Ron Currie Jr.
Currie is an American author whose novel God Is Dead won the New York Public Library Young Lions Fiction Award in 2008. His 2009 novel Everything Matters! won an Alex Award from the American Library Association. In his newest, Flimsy Little Plastic Miracles, Currie uses a peculiar, yet witty, style in short, rapid chapters on writing, women, self-loathing and grief, all built around the protagonist, who also goes by the name Ron Currie.
What's on your nightstand?
As usual, I have more than one going. I'm reading Arguably: Essays by Christopher Hitchens. His prose is understated and droll in that British way. He found so many things to criticize. Then, I'm also reading Francona: The Red Sox Years by Terry Francona and Dan Shaughnessy. Shaughnessy has been on the Boston Globe since Jesus was riding dinosaurs. It was interesting that they did this together.
In your new book, your style is unusual, and some passages resemble blogging. Was that your intent?
Not in the least. With my writing style, there are very few outside considerations. I put blinders on and follow my nose.
Would you like to confess who the real-life Emma is in this column?
No. If you're writing fiction, even if you have solid analogues in real life, there's a point at which quite naturally during the process of writing those characters take less resemblance to those who inspire them.

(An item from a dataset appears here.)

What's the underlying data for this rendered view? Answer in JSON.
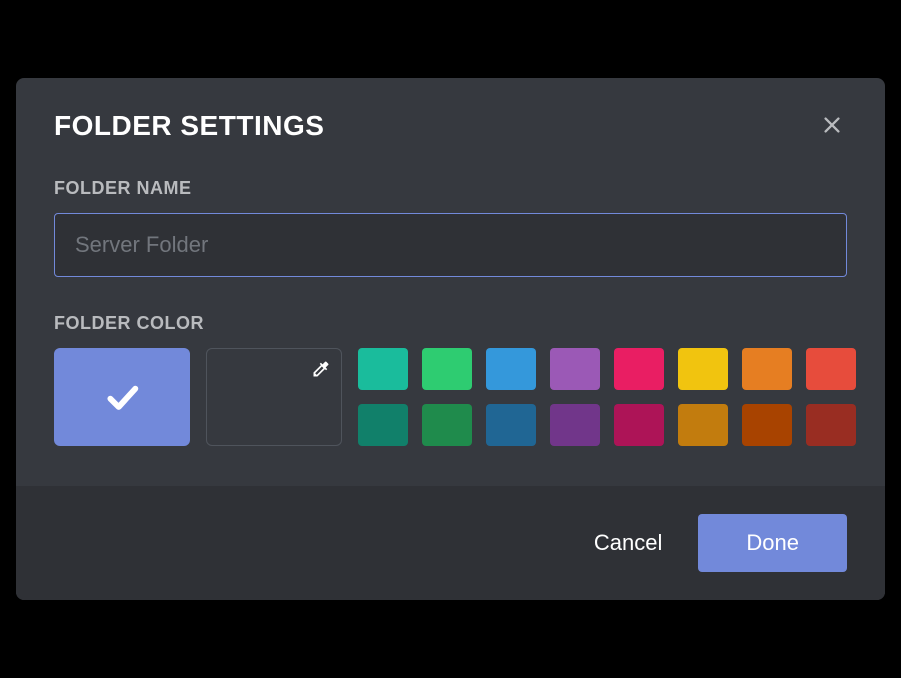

Piper Castillo, Times staff writer, can be reached at firstname.lastname@example.org.